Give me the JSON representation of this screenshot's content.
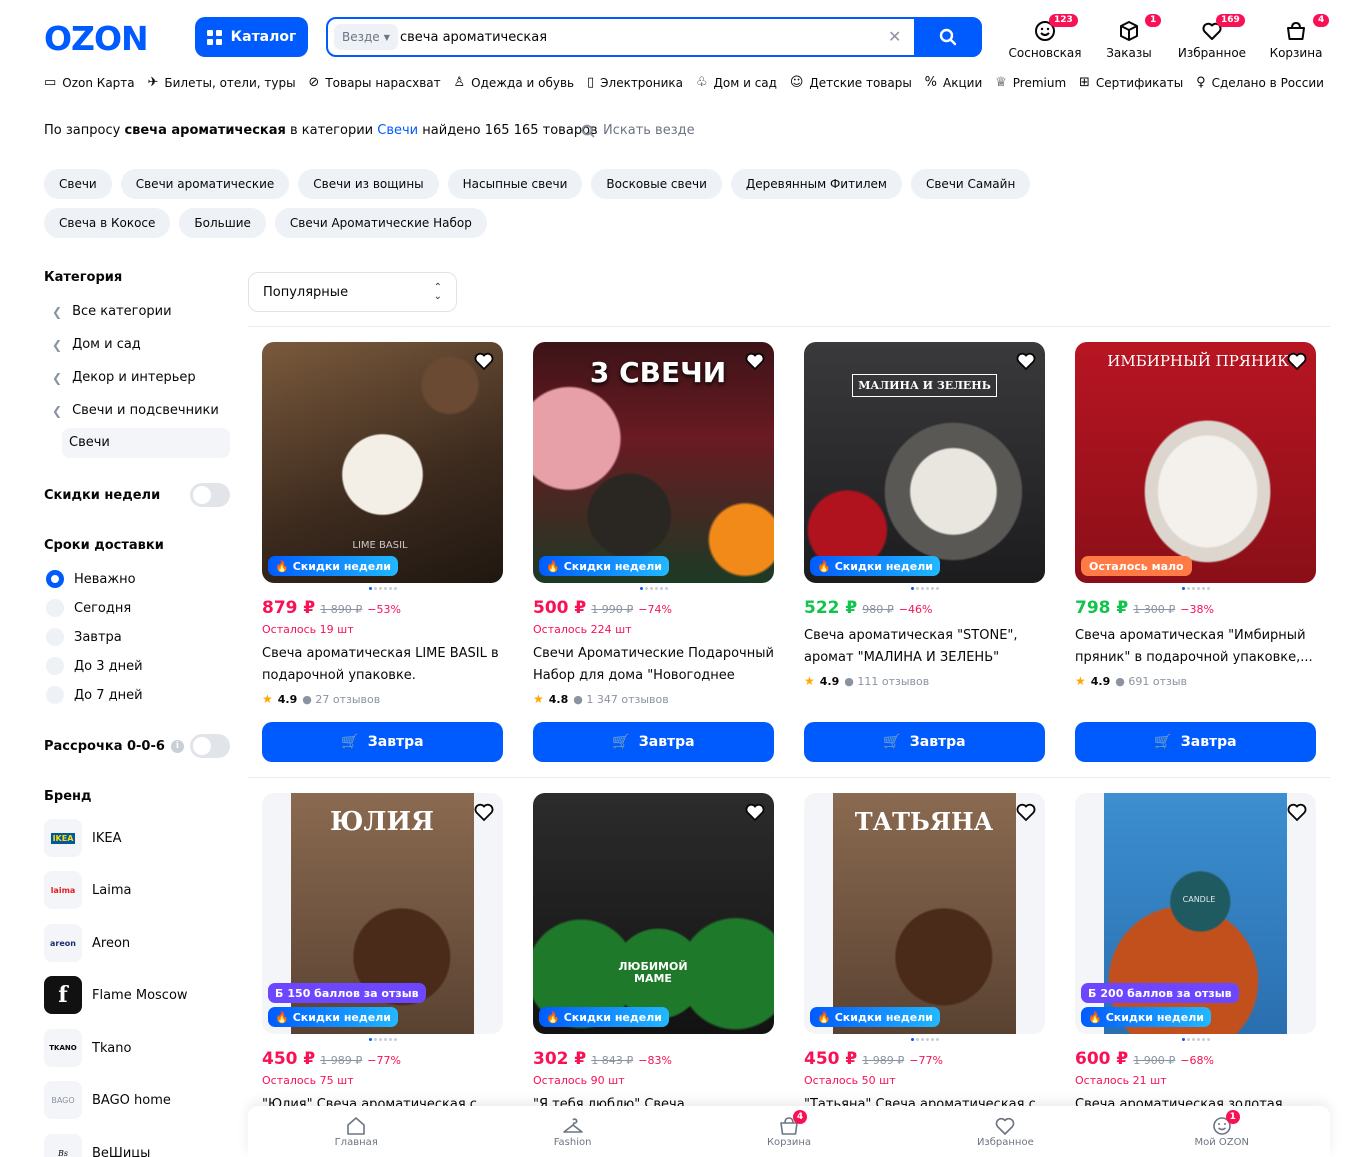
{
  "header": {
    "logo": "OZON",
    "catalog_label": "Каталог",
    "search_scope": "Везде",
    "search_value": "свеча ароматическая",
    "items": [
      {
        "label": "Сосновская",
        "badge": "123",
        "icon": "face-icon"
      },
      {
        "label": "Заказы",
        "badge": "1",
        "icon": "box-icon"
      },
      {
        "label": "Избранное",
        "badge": "169",
        "icon": "heart-icon"
      },
      {
        "label": "Корзина",
        "badge": "4",
        "icon": "cart-icon"
      }
    ]
  },
  "nav": [
    {
      "label": "Ozon Карта",
      "icon": "card-icon"
    },
    {
      "label": "Билеты, отели, туры",
      "icon": "plane-icon"
    },
    {
      "label": "Товары нарасхват",
      "icon": "percent-icon"
    },
    {
      "label": "Одежда и обувь",
      "icon": "hanger-icon"
    },
    {
      "label": "Электроника",
      "icon": "phone-icon"
    },
    {
      "label": "Дом и сад",
      "icon": "plant-icon"
    },
    {
      "label": "Детские товары",
      "icon": "baby-icon"
    },
    {
      "label": "Акции",
      "icon": "discount-icon"
    },
    {
      "label": "Premium",
      "icon": "crown-icon"
    },
    {
      "label": "Сертификаты",
      "icon": "gift-icon"
    },
    {
      "label": "Сделано в России",
      "icon": "doll-icon"
    }
  ],
  "query": {
    "prefix": "По запросу",
    "term": "свеча ароматическая",
    "mid": "в категории",
    "category": "Свечи",
    "suffix": "найдено 165 165 товаров",
    "search_all": "Искать везде"
  },
  "chips": [
    "Свечи",
    "Свечи ароматические",
    "Свечи из вощины",
    "Насыпные свечи",
    "Восковые свечи",
    "Деревянным Фитилем",
    "Свечи Самайн",
    "Свеча в Кокосе",
    "Большие",
    "Свечи Ароматические Набор"
  ],
  "sidebar": {
    "category_title": "Категория",
    "categories": [
      "Все категории",
      "Дом и сад",
      "Декор и интерьер",
      "Свечи и подсвечники"
    ],
    "active_category": "Свечи",
    "weekly_discounts": "Скидки недели",
    "delivery_title": "Сроки доставки",
    "delivery": [
      "Неважно",
      "Сегодня",
      "Завтра",
      "До 3 дней",
      "До 7 дней"
    ],
    "selected_delivery": "Неважно",
    "installment": "Рассрочка 0-0-6",
    "brand_title": "Бренд",
    "brands": [
      {
        "name": "IKEA",
        "logo": "IKEA"
      },
      {
        "name": "Laima",
        "logo": "laima"
      },
      {
        "name": "Areon",
        "logo": "areon"
      },
      {
        "name": "Flame Moscow",
        "logo": "f"
      },
      {
        "name": "Tkano",
        "logo": "TKANO"
      },
      {
        "name": "BAGO home",
        "logo": "BAGO"
      },
      {
        "name": "BeШицы",
        "logo": "Bs"
      }
    ]
  },
  "sort": {
    "label": "Популярные"
  },
  "products": [
    {
      "price": "879 ₽",
      "old": "1 890 ₽",
      "pct": "−53%",
      "stock": "Осталось 19 шт",
      "title": "Свеча ароматическая LIME BASIL в подарочной упаковке.",
      "rating": "4.9",
      "reviews": "27 отзывов",
      "tag": "Скидки недели",
      "buy": "Завтра",
      "price_color": "#f91155",
      "image_caption": "LIME BASIL"
    },
    {
      "price": "500 ₽",
      "old": "1 990 ₽",
      "pct": "−74%",
      "stock": "Осталось 224 шт",
      "title": "Свечи Ароматические Подарочный Набор для дома \"Новогоднее Чуд...",
      "rating": "4.8",
      "reviews": "1 347 отзывов",
      "tag": "Скидки недели",
      "buy": "Завтра",
      "price_color": "#f91155",
      "image_caption": "3 СВЕЧИ"
    },
    {
      "price": "522 ₽",
      "old": "980 ₽",
      "pct": "−46%",
      "stock": "",
      "title": "Свеча ароматическая \"STONE\", аромат \"МАЛИНА И ЗЕЛЕНЬ\"",
      "rating": "4.9",
      "reviews": "111 отзывов",
      "tag": "Скидки недели",
      "buy": "Завтра",
      "price_color": "#10c44c",
      "image_caption": "МАЛИНА И ЗЕЛЕНЬ"
    },
    {
      "price": "798 ₽",
      "old": "1 300 ₽",
      "pct": "−38%",
      "stock": "",
      "title": "Свеча ароматическая \"Имбирный пряник\" в подарочной упаковке,...",
      "rating": "4.9",
      "reviews": "691 отзыв",
      "tag": "Осталось мало",
      "buy": "Завтра",
      "price_color": "#10c44c",
      "image_caption": "ИМБИРНЫЙ ПРЯНИК"
    },
    {
      "price": "450 ₽",
      "old": "1 989 ₽",
      "pct": "−77%",
      "stock": "Осталось 75 шт",
      "title": "\"Юлия\" Свеча ароматическая с",
      "bonus": "150 баллов за отзыв",
      "tag": "Скидки недели",
      "price_color": "#f91155",
      "image_caption": "ЮЛИЯ"
    },
    {
      "price": "302 ₽",
      "old": "1 843 ₽",
      "pct": "−83%",
      "stock": "Осталось 90 шт",
      "title": "\"Я тебя люблю\" Свеча",
      "tag": "Скидки недели",
      "price_color": "#f91155",
      "image_caption": "ЛЮБИМОЙ МАМЕ"
    },
    {
      "price": "450 ₽",
      "old": "1 989 ₽",
      "pct": "−77%",
      "stock": "Осталось 50 шт",
      "title": "\"Татьяна\" Свеча ароматическая с",
      "tag": "Скидки недели",
      "price_color": "#f91155",
      "image_caption": "ТАТЬЯНА"
    },
    {
      "price": "600 ₽",
      "old": "1 900 ₽",
      "pct": "−68%",
      "stock": "Осталось 21 шт",
      "title": "Свеча ароматическая золотая",
      "bonus": "200 баллов за отзыв",
      "tag": "Скидки недели",
      "price_color": "#f91155",
      "image_caption": "CANDLE"
    }
  ],
  "bottombar": [
    {
      "label": "Главная",
      "icon": "home-icon"
    },
    {
      "label": "Fashion",
      "icon": "hanger-icon"
    },
    {
      "label": "Корзина",
      "icon": "cart-icon",
      "badge": "4"
    },
    {
      "label": "Избранное",
      "icon": "heart-icon"
    },
    {
      "label": "Мой OZON",
      "icon": "face-icon",
      "badge": "1"
    }
  ]
}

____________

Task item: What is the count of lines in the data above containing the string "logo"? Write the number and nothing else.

Solution: 8